The Apple Pan restaurant in West LA opened in 1947 and barely anything has changed since, except the prices. Seemingly frozen in time like some back-lot period set, The Apple Pan looks like a cute little ranch-style cottage on the outside and the old-fashioned horseshoe-shaped countertop on the inside still only seats about twenty. The owners have resisted any overture to change — it’s still owned by the same family and they’ve never expanded, never added a fancy Micros POS system, never put a kobe beef burger on the menu, never even nodded in the direction of modernity. The menu is slight but timeless, offering only a couple of signature burgers (the Steak burger and the Hickory), a tuna salad sandwich, an egg salad sandwich, fries, and a slew of pies including, natch, apple.
I hadn’t eaten at the Apple Pan in probably ten years, but on a whim I went a couple of weeks ago, the day after I returned from Costa Rica in fact. I was craving simple food, American food. And as I was cruising by, hungry as all hell, the Apple Pan caught my eye and I squealed into the nearest parking spot on Pico Boulevard. I hustled up to the counter and stopped short; the counter was totally full. But luckily the moment I entered the server (energetic older dude with a serious but friendly demeanor) slapped down a check in front of a departing, burger-filled customer and I had but a couple of minutes of wait-time before I slid into the swivel stool at the burger trough.
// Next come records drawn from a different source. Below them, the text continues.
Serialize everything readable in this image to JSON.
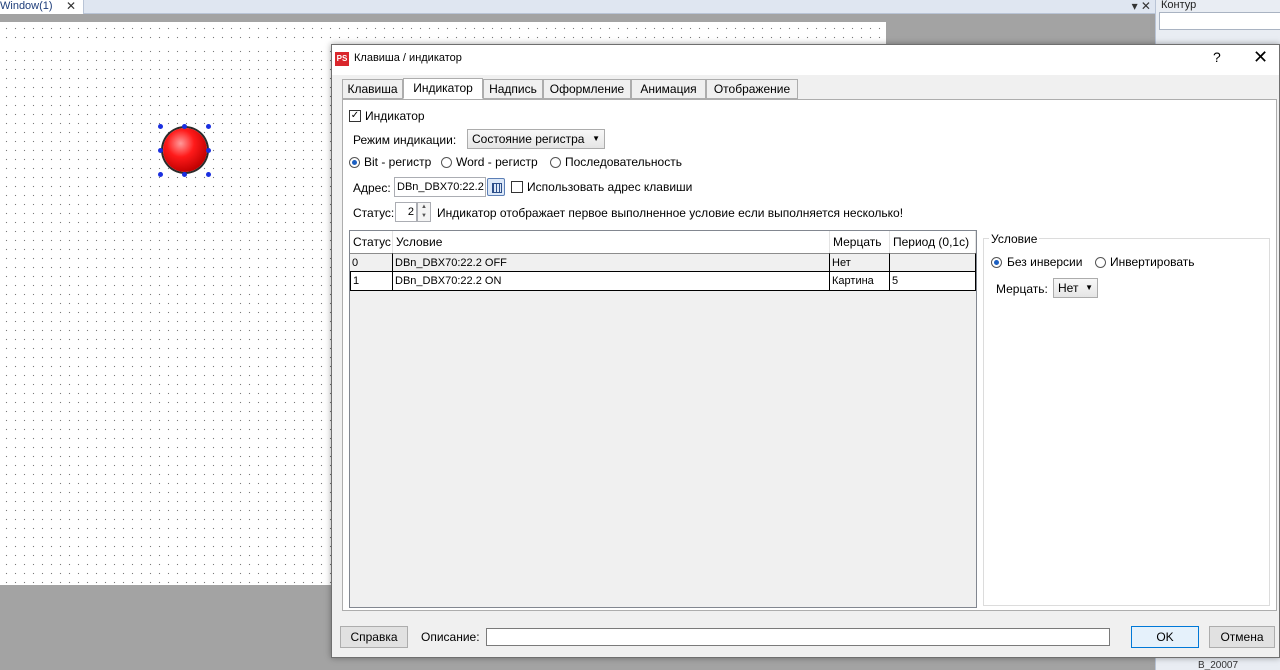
{
  "editor": {
    "doc_tab": "Window(1)",
    "close_symbol": "✕",
    "tabbar_controls": "▾ ✕"
  },
  "right_panel": {
    "title": "Контур",
    "bottom_item": "B_20007"
  },
  "dialog": {
    "title": "Клавиша / индикатор",
    "app_icon": "PS",
    "help_symbol": "?",
    "close_symbol": "✕",
    "tabs": [
      "Клавиша",
      "Индикатор",
      "Надпись",
      "Оформление",
      "Анимация",
      "Отображение"
    ],
    "indicator_checkbox_label": "Индикатор",
    "mode_label": "Режим индикации:",
    "mode_value": "Состояние регистра",
    "radio_bit": "Bit - регистр",
    "radio_word": "Word - регистр",
    "radio_sequence": "Последовательность",
    "address_label": "Адрес:",
    "address_value": "DBn_DBX70:22.2",
    "use_key_address_label": "Использовать адрес клавиши",
    "status_label": "Статус:",
    "status_value": "2",
    "status_hint": "Индикатор отображает первое выполненное условие если выполняется несколько!",
    "table": {
      "headers": [
        "Статус",
        "Условие",
        "Мерцать",
        "Период (0,1с)"
      ],
      "rows": [
        [
          "0",
          "DBn_DBX70:22.2 OFF",
          "Нет",
          ""
        ],
        [
          "1",
          "DBn_DBX70:22.2 ON",
          "Картина",
          "5"
        ]
      ]
    },
    "condition": {
      "title": "Условие",
      "radio_no_inversion": "Без инверсии",
      "radio_invert": "Инвертировать",
      "blink_label": "Мерцать:",
      "blink_value": "Нет"
    },
    "help_button": "Справка",
    "description_label": "Описание:",
    "description_value": "",
    "ok_button": "OK",
    "cancel_button": "Отмена"
  }
}
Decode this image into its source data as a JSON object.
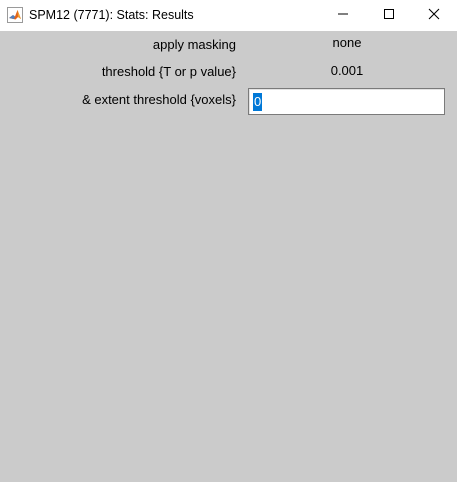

I ordered a Hickory burger, some fries, and a Coke. The soda came in a can, which my server plopped down next to a paper cone set into a stainless steel pedestal — my drinking glass. A cardboard plate piled high with piping hot French fries hit the counter seconds later and my guy flipped a bottle of Heinz in his hand and asked, “ketchup?” I assented and with a hipster-bartender flourish he banged out a puddle of ketchup onto another, smaller cardboard plate.
The fries were excellent and addicting. They were unseasoned and I definitely needed a generous sprinkle of salt, but they tasted fresh and richly “potatoey”. The fries were crisp, crunchy, and delicious. Perfect fries are hard to find, but these were delightful. I scarfed in about 37 seconds. By which time my burger arrived, wrapped in paper, hot and savory.The old-fashioned counter burger was thin and coarsely-ground. It was beefy and flavorful, although perhaps not as tender as I would have liked and a bit under-seasoned, like the fries. The Tillamook cheddar cheese was tasty, the pickles added some nice sour crunch, and the mound of fresh iceberg lettuce was crisp and inviting. The hickory sauce was pretty much just tomato puree with a touch of brown sugar and smoke, the most rudimentary of barbecue sauces, but it worked beautifully and made up for the absent tomato slice. The sauce was slightly tangy, slightly sweet, slightly smokey. The burger was delicious, maybe a little on the small side. I could have used a few more bites! My only caveat was that the bun was squishy and crumbly. It didn’t hold up well to the moistness of the sauce or the lettuce. Halfway through eating the burger it started falling apart into gooey, cheesy, tomatoey chunks. Delicious chunks to be sure, but chunks nonetheless. I ate every last chunk. I’ll make another visit soon. I have yet to try any of the pies, and I’ve heard the egg salad sandwich has a magic all its own, so that’s on the list. Certainly I will visit again before another decade passes me by. But I suspect that even a decade from now, The Apple Pan will be unchanged. 10801 W Pico Blvd
Los Angeles, CA 90064
Neighborhood: West Los Angeles